## PROBLEM DESCRIPTION
For the records that follow, work out how many lines include "icon" and give only that count.

## DATASET CONTENT
• • • • •

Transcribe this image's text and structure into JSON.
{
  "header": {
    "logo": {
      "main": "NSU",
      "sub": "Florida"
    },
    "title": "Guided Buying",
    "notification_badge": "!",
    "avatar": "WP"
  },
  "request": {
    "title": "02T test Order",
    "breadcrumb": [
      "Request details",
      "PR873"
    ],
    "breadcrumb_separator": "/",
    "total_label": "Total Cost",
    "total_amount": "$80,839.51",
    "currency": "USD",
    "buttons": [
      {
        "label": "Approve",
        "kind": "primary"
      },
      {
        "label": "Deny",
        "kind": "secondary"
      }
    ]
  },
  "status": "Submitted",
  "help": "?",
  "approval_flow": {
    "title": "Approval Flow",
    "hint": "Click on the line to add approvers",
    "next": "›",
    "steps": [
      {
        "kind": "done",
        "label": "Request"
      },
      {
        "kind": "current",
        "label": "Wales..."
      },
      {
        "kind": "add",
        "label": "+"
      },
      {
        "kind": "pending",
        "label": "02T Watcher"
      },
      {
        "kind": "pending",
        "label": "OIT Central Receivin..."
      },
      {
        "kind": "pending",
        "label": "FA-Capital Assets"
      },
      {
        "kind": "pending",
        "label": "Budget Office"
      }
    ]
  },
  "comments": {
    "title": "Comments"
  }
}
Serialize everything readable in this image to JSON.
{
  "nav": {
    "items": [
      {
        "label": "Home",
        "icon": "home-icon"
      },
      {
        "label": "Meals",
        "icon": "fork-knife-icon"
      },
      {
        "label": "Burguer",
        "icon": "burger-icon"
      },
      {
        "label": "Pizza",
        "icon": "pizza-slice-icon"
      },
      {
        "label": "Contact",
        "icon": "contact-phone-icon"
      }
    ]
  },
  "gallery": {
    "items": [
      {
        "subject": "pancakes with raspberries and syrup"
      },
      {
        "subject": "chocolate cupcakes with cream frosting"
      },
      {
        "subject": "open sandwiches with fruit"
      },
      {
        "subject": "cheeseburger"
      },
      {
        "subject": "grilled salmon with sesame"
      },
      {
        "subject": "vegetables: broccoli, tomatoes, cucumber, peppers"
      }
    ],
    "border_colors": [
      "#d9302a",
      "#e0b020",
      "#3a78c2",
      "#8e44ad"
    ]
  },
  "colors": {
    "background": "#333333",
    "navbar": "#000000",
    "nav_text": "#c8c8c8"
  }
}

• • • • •

## REPLY
5